My sister and Luke attended the Saturday night mass with her brother and sister-in-law’s family this past weekend in Webster City. As many Catholic churches now do, there is a children’s nursery provided for parents with children too young to sit through a whole mass. My dad rolls his eyes when he hears about this. Even if there had been such a thing when we kids were young, he would never have availed himself of it. He can remember hours of church time, in Latin no less, and his old school ways wouldn’t have permitted such coddling of his children. Catholicism is learned on one’s knees primarily and over many hours.  Luke and his cousin, Noah,  decided to slip out of the nursery and explore the nearby hallways which led to the discovery of a cabinet with writing on it, and  Jesus locked inside.

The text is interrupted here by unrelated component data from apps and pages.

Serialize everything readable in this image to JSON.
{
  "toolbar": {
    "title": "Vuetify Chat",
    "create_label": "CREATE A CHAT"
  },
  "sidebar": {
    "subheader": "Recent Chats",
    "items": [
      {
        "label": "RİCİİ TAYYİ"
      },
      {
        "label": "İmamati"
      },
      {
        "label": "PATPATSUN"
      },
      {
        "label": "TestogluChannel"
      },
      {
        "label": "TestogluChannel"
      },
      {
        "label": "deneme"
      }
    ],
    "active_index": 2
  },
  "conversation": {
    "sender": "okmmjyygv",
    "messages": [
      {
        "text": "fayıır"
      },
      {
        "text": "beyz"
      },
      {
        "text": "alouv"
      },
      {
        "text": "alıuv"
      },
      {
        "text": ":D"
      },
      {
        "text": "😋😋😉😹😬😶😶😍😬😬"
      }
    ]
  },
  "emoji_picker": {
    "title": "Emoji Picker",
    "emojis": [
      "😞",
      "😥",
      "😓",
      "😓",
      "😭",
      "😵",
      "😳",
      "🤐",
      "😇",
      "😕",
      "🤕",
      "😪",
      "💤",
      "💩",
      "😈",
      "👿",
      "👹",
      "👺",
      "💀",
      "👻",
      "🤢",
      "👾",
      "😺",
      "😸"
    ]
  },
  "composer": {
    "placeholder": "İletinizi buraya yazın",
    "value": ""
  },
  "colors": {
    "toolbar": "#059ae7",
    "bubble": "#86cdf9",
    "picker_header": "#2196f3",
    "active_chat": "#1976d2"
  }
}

How they came to the conclusion that the son of God was trapped in a cabinet in the basement of a church in Iowa is open to speculation because even after listening to a rather breathless explanation from the two I am uncertain still, but  it will have  to remain a mystery as something in the cabinet (Jesus no doubt) began banging on the door to be let out sending the two boys running for the stairs to find their parents. Although my sister and Phil and Kim seemed amused by the incident, no one volunteered any further information about what might have actually happened or who, if anyone, went to investigate? 

 

While we were strolling through the cemetery after visiting Mary and posing for the photo-op, Katy noticed another grave with a smaller statue of Mary and another statue that she assumed was Jesus. We wandered over to investigate as I thought it might have been St. Joseph, Mary’s spouse, but it turned out to be St. Francis of Assisi (the birds give it away if you fail to recognize the Franciscan bowl haircut). I seldom think much about my knowledge of what amounts to trivia about Catholicism, but I did note my dear love’s bemused expression. Though his mother is Catholic, his father vetoed the idea of raising him or his siblings in any belief system. I find it interesting that nearly everyone who I know who have been raised in such a manner (and this is admittedly a small number) have turned out to be some of the kindest and most accepting people I have ever met.

 

Our brushes with Catholicism, or any “church”, remind me that I need to began consolidating my thoughts on the subject of the universe and its creator. Sigh, as if I didn’t have enough to do these days.